Black Radical Humanism and the Problem of Freedom
President's Room in Memorial Student Union
Since the inception of Atlantic slave system, the degree of systemic violence that Western societies have perpetrated upon African and Afro-descended peoples is astonishing. Its staggering scope, intensity, and chronicity have been intrinsic to the making of the modern world. Attention is often called to how this violence has been mediated by European conceptions of humanism, humanity, and the human. Yet central to many of this community’s most important radical thinkers -- inseparable from their reflections on racism, domination, and emancipation -- is a commitment to what can only be called radical humanism. Scholars often treat this as a puzzle to be solved or problem to be explained. In contrast, I am interested in examining precisely the humanism of their radicalism and the radicalism of their humanism. Doing so, I believe, will illuminate a particular current or tradition of 20th century black radicalism that developed in the U.S., the Caribbean, Europe, and Africa, in both Anglophone and Francophone contexts. It may help us to better engage the issues with which they grappled – not only the color bar, racial capitalism, and colonial imperialism, but the very problem of freedom, the meaning of emancipation, and the possibility of a good life under modern conditions.
Running through this study is an argument about the parallels, intersections, and productive tensions between this form of black radical humanism and 20th century heterodox Marxism.

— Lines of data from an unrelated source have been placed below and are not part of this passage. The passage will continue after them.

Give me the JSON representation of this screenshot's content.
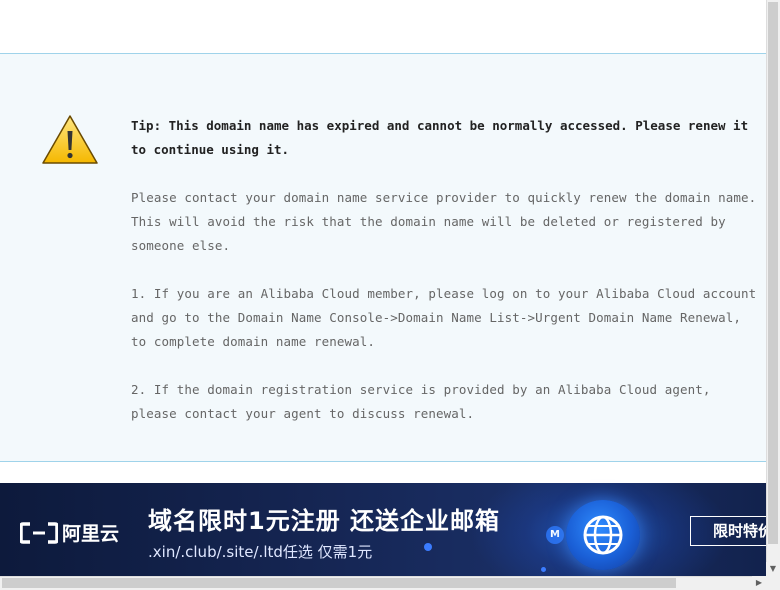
{
  "tip": {
    "title": "Tip: This domain name has expired and cannot be normally accessed. Please renew it to continue using it.",
    "paragraphs": [
      "Please contact your domain name service provider to quickly renew the domain name. This will avoid the risk that the domain name will be deleted or registered by someone else.",
      "1. If you are an Alibaba Cloud member, please log on to your Alibaba Cloud account and go to the Domain Name Console->Domain Name List->Urgent Domain Name Renewal, to complete domain name renewal.",
      "2. If the domain registration service is provided by an Alibaba Cloud agent, please contact your agent to discuss renewal."
    ],
    "icon": "warning-triangle-icon"
  },
  "banner": {
    "logo_text": "阿里云",
    "headline": "域名限时1元注册 还送企业邮箱",
    "subline": ".xin/.club/.site/.ltd任选  仅需1元",
    "cta": "限时特价",
    "badge": "M",
    "colors": {
      "bg": "#12224d",
      "accent": "#2f8cff"
    }
  },
  "scrollbars": {
    "down_arrow": "▼",
    "right_arrow": "▶"
  }
}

Central to the project are close readings of W.E.B. Dubois, CLR James, Aimé Césaire, Édouard Glissant, Stuart Hall, and Paul Gilroy in relation to their insurgent or maroon predecessors and their feminist, postcolonial, or Afro-Pessimist successors.
Gary Wilder is a Professor in the Ph.D. Programs of Anthropology and History and Director of the Committee on Globalization and Social Change at the Graduate Center of the City University of New York. He is the author of Freedom Time: Negritude, Decolonization, and the Future of the World (Duke University Press, 2015) and The French Imperial Nation-State: Negritude and Colonial Humanism Between the World Wars (University of Chicago Press, 2005). In Spring 2018 he co-authored Theses on Theory and History, an open source digital publication, with Ethan Kleinberg and Joan Wallach Scott. He is currently completing a book entitled “Untimely History, Unhomely Times: On the Politics of Temporality and Solidarity” and working on another about black radical humanism in the Atlantic world provisionally entitled “After the Revolution, or More Abundant Life.”